Saturday was our January spinning guild meeting so I had a chance to spin a bobbin-full. It's always helpful to prospective customers to see just how a roving will look when spun. Some color variation does show in the yarn, so it will turn out to be a pretty, heathered green as I had first intended. I have yet to ply it and make a proper skein of it - maybe tonight after supper.
The meeting itself was a fun gathering. When I last checked the sign-in sheet we had hit 80 members in attendance and it's possible a few forgot to sign in. It was also our annual Chinese Auction in which everyone de-stashes their extras, plops them on long tables and everyone buys tickets to try for items that interest them. You never know what will crop up. Sometimes a member will see a giant bag of yarn at at yard sale for $1 and buy the whole thing to get that one skein that caught their attention and the rest winds up in the Auction. Books, equipment, half finished (or never started) kit projects, dye stuffs, raw and prepared spinning fiber, tons of yarn, and some miscellany (not too much of that - we do have standards, you know) - in all there had to have been a couple of hundred lots of items which the guild officers smartly worked through in just over an hour. Almost everyone wins something, and one or two people always become the lucky ones of the day with their names being called again and again. It's weird, and doesn't seem to correlate directly to the number of tickets bought, and it's not the same people from year to year, but every year does see "the lucky ones". We rub them and then go buy lottery tickets. (Just kidding).

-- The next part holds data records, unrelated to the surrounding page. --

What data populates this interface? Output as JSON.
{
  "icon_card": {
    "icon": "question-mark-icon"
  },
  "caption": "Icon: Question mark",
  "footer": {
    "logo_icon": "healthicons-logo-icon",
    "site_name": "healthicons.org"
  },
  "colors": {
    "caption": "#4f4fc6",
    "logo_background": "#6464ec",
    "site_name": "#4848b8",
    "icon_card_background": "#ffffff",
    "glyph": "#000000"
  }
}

One of many tables of goodies
"Oh my gosh, look at all this stuff!"
I'm glad the weather cooperated so I could attend. It was in the low teens last night, so this morning was a frosty, sparkly postcard.
Click to biggify - all those tiny white dots are glittery diamond points of sparkle
The sheep were not at all impressed with how pretty it was. They were all comfortably settled in and waiting for us to come and do the morning chores.
Hazel and Glinda. "Honestly, stop with the pictures. Those mangers aren't going to fill themselves."
Chore time starts with us going from manger to manger scooping out any leftover hay stems that weren't eaten (not a lot, given the good design of the feeders and the fact that Cotswolds will eat about anything not nailed down) and find THIS in one.
This deer antler had to have lain in the field since late 2010 when it was shed, survived being mown over by the haybine (although the point on the left is cut cleanly so we know it saw the cutter bar up close), then got baled up by our doughty baler in summer 2011 and now comes to light in 2012. We had a similar antler incident a few years ago, but it cost us a rear tractor tire and a good chunk of change when the tire succumbed to the antler points!
Makes us wonder if the mate to this one is still out there in the field.......lurking.....waiting.......
Who knew hay could be so exciting?